"The Holy Mountain", indeed, is highly stylised in its presentation of characters and action. There is much which could be described as National Socialist Realism in its portrayal of its characters - proud, Aryan actors, posing heroically, caught in roles which emphasise their strength, health, courage, and vitality. The picturing of the countryside and nature again offers up this sort of symbolism, glorifying the role of Germanic peoples. Stylistically, it's very dated. Technically, the filming is superb.

Fanck does not appear to have been a supporter of the Nazis - he was a geologist by training, he climbed, he skied, and he made films about his passion. His early filming of ski jumping and downhill racing is a singular technical and artistic achievement. "The Holy Mountain" is beautifully shot - for its time the mountain and ice scenes are outstanding - with the camera flirting with 'natural' images of sea, mountain torrents, sheep in the fields, wild flowers blossoming, etc. But it gets a bit tedious. The narrative romance is, frankly, boring - it is melodramatic, and it shows its age. The subtitles, meanwhile, are a bit twee, the music grates - twenty minutes in and you do want to shot the piano player.

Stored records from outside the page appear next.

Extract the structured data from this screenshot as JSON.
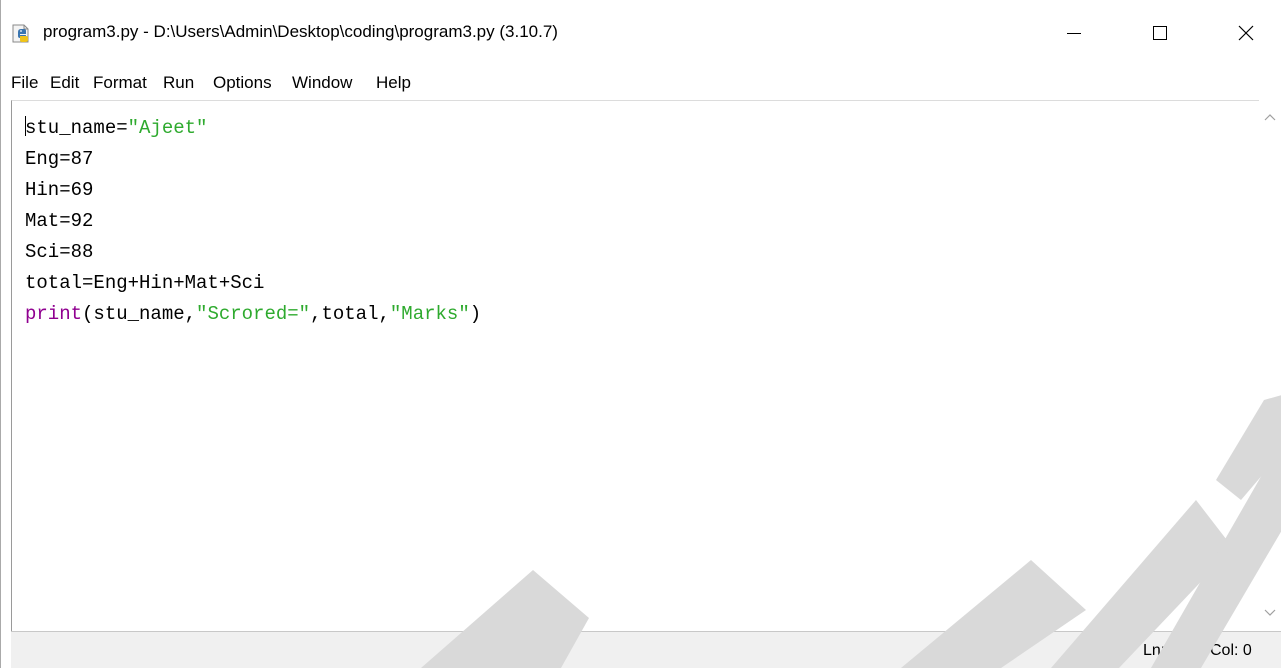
{
  "window": {
    "title": "program3.py - D:\\Users\\Admin\\Desktop\\coding\\program3.py (3.10.7)",
    "icon": "python-file-icon",
    "controls": {
      "minimize_icon": "minimize-icon",
      "maximize_icon": "maximize-icon",
      "close_icon": "close-icon"
    }
  },
  "menu": [
    "File",
    "Edit",
    "Format",
    "Run",
    "Options",
    "Window",
    "Help"
  ],
  "editor": {
    "lines": [
      [
        {
          "t": "stu_name=",
          "k": "plain"
        },
        {
          "t": "\"Ajeet\"",
          "k": "str"
        }
      ],
      [
        {
          "t": "Eng=87",
          "k": "plain"
        }
      ],
      [
        {
          "t": "Hin=69",
          "k": "plain"
        }
      ],
      [
        {
          "t": "Mat=92",
          "k": "plain"
        }
      ],
      [
        {
          "t": "Sci=88",
          "k": "plain"
        }
      ],
      [
        {
          "t": "total=Eng+Hin+Mat+Sci",
          "k": "plain"
        }
      ],
      [
        {
          "t": "print",
          "k": "builtin"
        },
        {
          "t": "(stu_name,",
          "k": "plain"
        },
        {
          "t": "\"Scrored=\"",
          "k": "str"
        },
        {
          "t": ",total,",
          "k": "plain"
        },
        {
          "t": "\"Marks\"",
          "k": "str"
        },
        {
          "t": ")",
          "k": "plain"
        }
      ]
    ],
    "colors": {
      "string": "#2eaa2e",
      "builtin": "#900090",
      "text": "#000000"
    }
  },
  "status": {
    "ln": "Ln: 1",
    "col": "Col: 0"
  }
}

There are excellent extras - not least a film looking at the highs and lows of Leni Riefenstahl's career. It's a substantial package, and for anyone interested in the history of film-making, particularly in silent movies or the German cinema of the inter-war years, this is essential viewing. "The Silent Mountain" is undoubtedly a classic, and this is an excellent transfer of the film to DVD, the black and white images appearing crisp and the vitality of the original production being captured faithfully. But it's not a film which is going to hold the attention of anything but a very specialised audience. Very interesting, definitely worth watching if you're a keen cinema fan, but!
½ October 31, 2008
why am i not dancing around in 1926?
February 24, 2008
this movie is weird as hell. sponsored by john lennon in his drug induced douche bag phase
½ February 21, 2008
Watching this movie requires both a strong stomach and an open mind. This isn't exactly the most accessible film out there. This movie has to be watched all the way through in order to fully appreciate, otherwise you'll be left with a thoroughly molested brain and a difficulty in holding your lunch in.
November 6, 2007
If its a favorite of Andrews, I NEED to see it!
October 20, 2007
Classic - not for everyone though - AN ART FILM.
August 17, 2007
Truely a classic. This movie is a must for everyone.
June 8, 2007
The pioneering film that launched German climbing cinema.
November 11, 2006
I need to see this so bad!
April 14, 2006
Rifenstahl's first film I believe. She used to be a ballet dancer you know?
Page 1 of 1